AIM OF THE EXERCISE:
Gather up every line from the entries below that uses the word "Mask".

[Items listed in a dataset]
____
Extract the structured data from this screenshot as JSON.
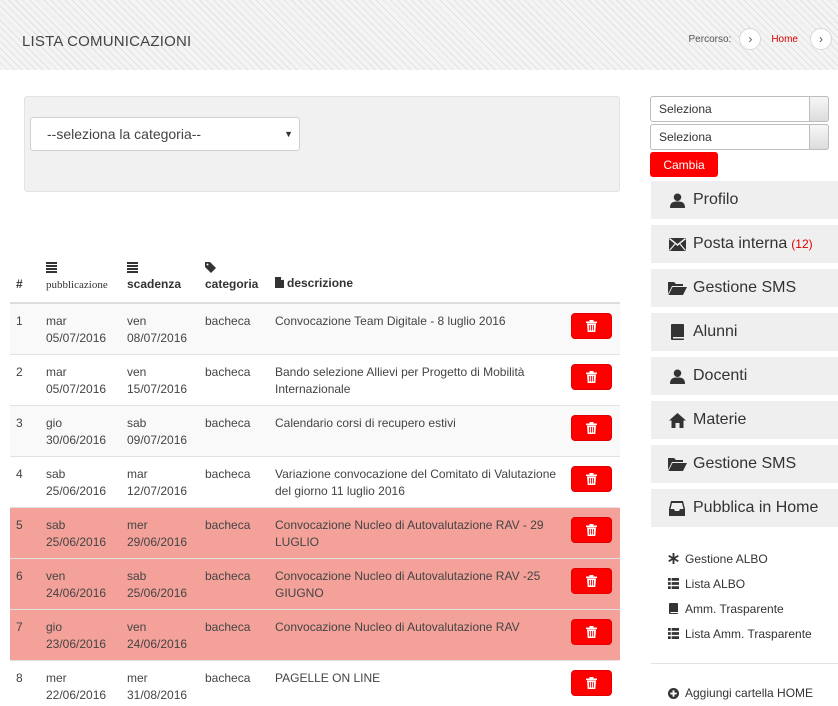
{
  "header": {
    "title": "LISTA COMUNICAZIONI",
    "breadcrumb_label": "Percorso:",
    "breadcrumb_home": "Home"
  },
  "filter": {
    "category_placeholder": "--seleziona la categoria--"
  },
  "table": {
    "columns": {
      "num": "#",
      "pubblicazione": "pubblicazione",
      "scadenza": "scadenza",
      "categoria": "categoria",
      "descrizione": "descrizione"
    },
    "rows": [
      {
        "num": "1",
        "pub_day": "mar",
        "pub_date": "05/07/2016",
        "scad_day": "ven",
        "scad_date": "08/07/2016",
        "categoria": "bacheca",
        "descrizione": "Convocazione Team Digitale - 8 luglio 2016",
        "expired": false
      },
      {
        "num": "2",
        "pub_day": "mar",
        "pub_date": "05/07/2016",
        "scad_day": "ven",
        "scad_date": "15/07/2016",
        "categoria": "bacheca",
        "descrizione": "Bando selezione Allievi per Progetto di Mobilità Internazionale",
        "expired": false
      },
      {
        "num": "3",
        "pub_day": "gio",
        "pub_date": "30/06/2016",
        "scad_day": "sab",
        "scad_date": "09/07/2016",
        "categoria": "bacheca",
        "descrizione": "Calendario corsi di recupero estivi",
        "expired": false
      },
      {
        "num": "4",
        "pub_day": "sab",
        "pub_date": "25/06/2016",
        "scad_day": "mar",
        "scad_date": "12/07/2016",
        "categoria": "bacheca",
        "descrizione": "Variazione convocazione del Comitato di Valutazione del giorno 11 luglio 2016",
        "expired": false
      },
      {
        "num": "5",
        "pub_day": "sab",
        "pub_date": "25/06/2016",
        "scad_day": "mer",
        "scad_date": "29/06/2016",
        "categoria": "bacheca",
        "descrizione": "Convocazione Nucleo di Autovalutazione RAV - 29 LUGLIO",
        "expired": true
      },
      {
        "num": "6",
        "pub_day": "ven",
        "pub_date": "24/06/2016",
        "scad_day": "sab",
        "scad_date": "25/06/2016",
        "categoria": "bacheca",
        "descrizione": "Convocazione Nucleo di Autovalutazione RAV -25 GIUGNO",
        "expired": true
      },
      {
        "num": "7",
        "pub_day": "gio",
        "pub_date": "23/06/2016",
        "scad_day": "ven",
        "scad_date": "24/06/2016",
        "categoria": "bacheca",
        "descrizione": "Convocazione Nucleo di Autovalutazione RAV",
        "expired": true
      },
      {
        "num": "8",
        "pub_day": "mer",
        "pub_date": "22/06/2016",
        "scad_day": "mer",
        "scad_date": "31/08/2016",
        "categoria": "bacheca",
        "descrizione": "PAGELLE ON LINE",
        "expired": false
      }
    ]
  },
  "sidebar": {
    "select1": "Seleziona",
    "select2": "Seleziona",
    "cambia_label": "Cambia",
    "menu": [
      {
        "label": "Profilo",
        "icon": "user-icon"
      },
      {
        "label": "Posta interna",
        "count": "(12)",
        "icon": "envelope-icon"
      },
      {
        "label": "Gestione SMS",
        "icon": "folder-open-icon"
      },
      {
        "label": "Alunni",
        "icon": "book-icon"
      },
      {
        "label": "Docenti",
        "icon": "user-icon"
      },
      {
        "label": "Materie",
        "icon": "home-icon"
      },
      {
        "label": "Gestione SMS",
        "icon": "folder-open-icon"
      },
      {
        "label": "Pubblica in Home",
        "icon": "inbox-icon"
      }
    ],
    "sublinks": [
      {
        "label": "Gestione ALBO",
        "icon": "asterisk-icon"
      },
      {
        "label": "Lista ALBO",
        "icon": "list-icon"
      },
      {
        "label": "Amm. Trasparente",
        "icon": "book-icon"
      },
      {
        "label": "Lista Amm. Trasparente",
        "icon": "list-icon"
      }
    ],
    "add_link": "Aggiungi cartella HOME"
  },
  "colors": {
    "accent_red": "#ff0000",
    "expired_row": "#f4a19a",
    "menu_bg": "#efefef"
  }
}
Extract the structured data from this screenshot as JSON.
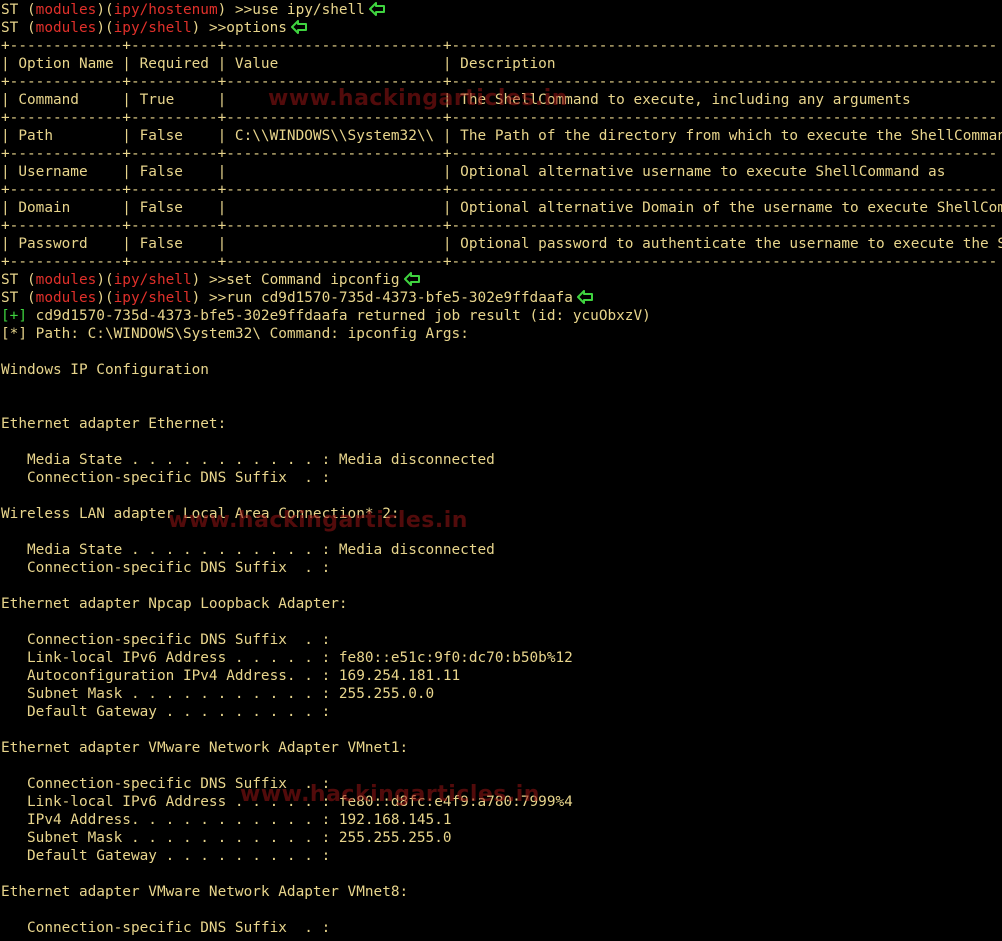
{
  "colors": {
    "background": "#000000",
    "text": "#e8d58c",
    "module_red": "#e0302a",
    "status_green": "#3fd33f",
    "arrow_green": "#3fd33f"
  },
  "prompt": {
    "prefix": "ST (",
    "module_word": "modules",
    "mid": ")(",
    "close": ")",
    "chevron": " >>"
  },
  "commands": {
    "c1": {
      "module": "ipy/hostenum",
      "text": "use ipy/shell"
    },
    "c2": {
      "module": "ipy/shell",
      "text": "options"
    },
    "c3": {
      "module": "ipy/shell",
      "text": "set Command ipconfig"
    },
    "c4": {
      "module": "ipy/shell",
      "text": "run cd9d1570-735d-4373-bfe5-302e9ffdaafa"
    }
  },
  "table": {
    "separator": "+-------------+----------+-------------------------+---------------------------------------------------------------",
    "header": "| Option Name | Required | Value                   | Description",
    "rows": [
      "| Command     | True     |                         | The ShellCommand to execute, including any arguments",
      "| Path        | False    | C:\\\\WINDOWS\\\\System32\\\\ | The Path of the directory from which to execute the ShellCommand",
      "| Username    | False    |                         | Optional alternative username to execute ShellCommand as",
      "| Domain      | False    |                         | Optional alternative Domain of the username to execute ShellCommand",
      "| Password    | False    |                         | Optional password to authenticate the username to execute the ShellCommand"
    ]
  },
  "status": {
    "plus_tag": "[+]",
    "plus_text": " cd9d1570-735d-4373-bfe5-302e9ffdaafa returned job result (id: ycuObxzV)",
    "star_tag": "[*]",
    "star_text": " Path: C:\\WINDOWS\\System32\\ Command: ipconfig Args:"
  },
  "output": [
    "",
    "Windows IP Configuration",
    "",
    "",
    "Ethernet adapter Ethernet:",
    "",
    "   Media State . . . . . . . . . . . : Media disconnected",
    "   Connection-specific DNS Suffix  . :",
    "",
    "Wireless LAN adapter Local Area Connection* 2:",
    "",
    "   Media State . . . . . . . . . . . : Media disconnected",
    "   Connection-specific DNS Suffix  . :",
    "",
    "Ethernet adapter Npcap Loopback Adapter:",
    "",
    "   Connection-specific DNS Suffix  . :",
    "   Link-local IPv6 Address . . . . . : fe80::e51c:9f0:dc70:b50b%12",
    "   Autoconfiguration IPv4 Address. . : 169.254.181.11",
    "   Subnet Mask . . . . . . . . . . . : 255.255.0.0",
    "   Default Gateway . . . . . . . . . :",
    "",
    "Ethernet adapter VMware Network Adapter VMnet1:",
    "",
    "   Connection-specific DNS Suffix  . :",
    "   Link-local IPv6 Address . . . . . : fe80::d8fc:e4f9:a780:7999%4",
    "   IPv4 Address. . . . . . . . . . . : 192.168.145.1",
    "   Subnet Mask . . . . . . . . . . . : 255.255.255.0",
    "   Default Gateway . . . . . . . . . :",
    "",
    "Ethernet adapter VMware Network Adapter VMnet8:",
    "",
    "   Connection-specific DNS Suffix  . :"
  ],
  "watermark": {
    "text": "www.hackingarticles.in"
  }
}
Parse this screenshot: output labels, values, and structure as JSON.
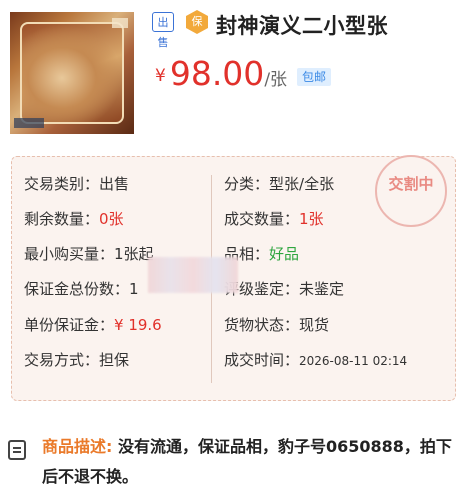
{
  "product": {
    "badge_sell": "出售",
    "badge_bao": "保",
    "title": "封神演义二小型张",
    "price_symbol": "¥",
    "price": "98.00",
    "price_unit": "/张",
    "shipping_pill": "包邮"
  },
  "details": {
    "stamp_text": "交割中",
    "left": [
      {
        "label": "交易类别：",
        "value": "出售"
      },
      {
        "label": "剩余数量：",
        "value": "0张"
      },
      {
        "label": "最小购买量：",
        "value": "1张起"
      },
      {
        "label": "保证金总份数：",
        "value": "1"
      },
      {
        "label": "单份保证金：",
        "value": "¥ 19.6"
      },
      {
        "label": "交易方式：",
        "value": "担保"
      }
    ],
    "right": [
      {
        "label": "分类：",
        "value": "型张/全张"
      },
      {
        "label": "成交数量：",
        "value": "1张"
      },
      {
        "label": "品相：",
        "value": "好品"
      },
      {
        "label": "评级鉴定：",
        "value": "未鉴定"
      },
      {
        "label": "货物状态：",
        "value": "现货"
      },
      {
        "label": "成交时间：",
        "value": "2026-08-11 02:14"
      }
    ]
  },
  "description": {
    "label": "商品描述:",
    "text": " 没有流通，保证品相，豹子号0650888，拍下后不退不换。"
  }
}
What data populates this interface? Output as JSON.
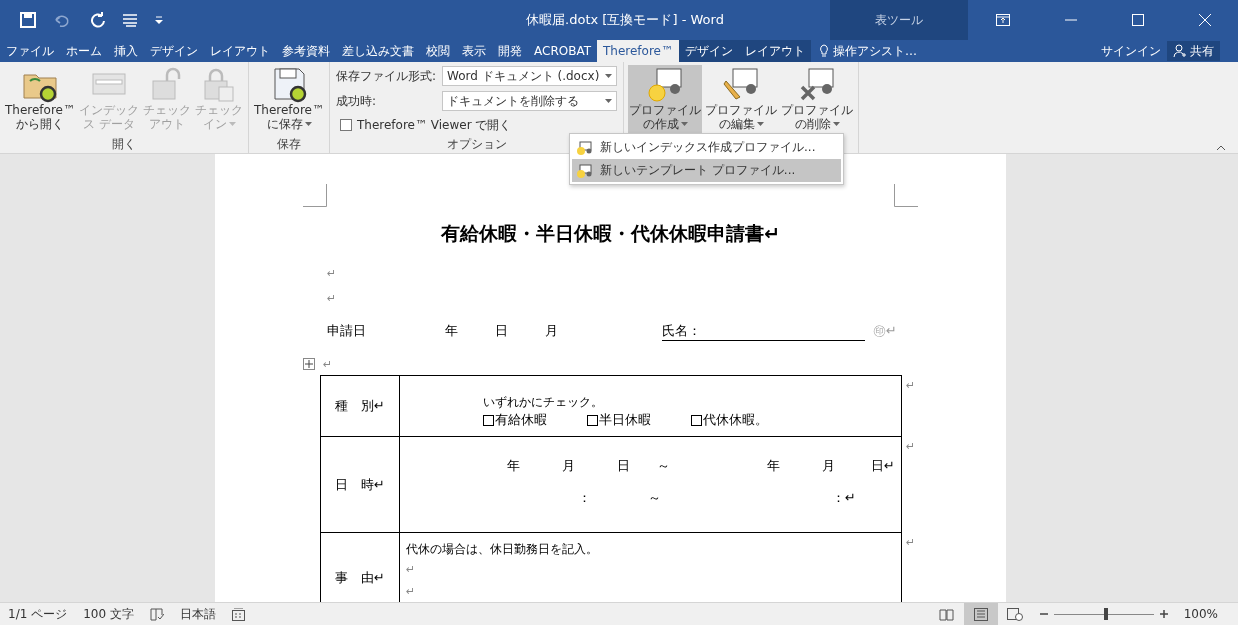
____
ANSWER TO THIS TASK:
    "   Subnet Mask . . . . . . . . . . . : 255.255.0.0",
    "   Subnet Mask . . . . . . . . . . . : 255.255.255.0",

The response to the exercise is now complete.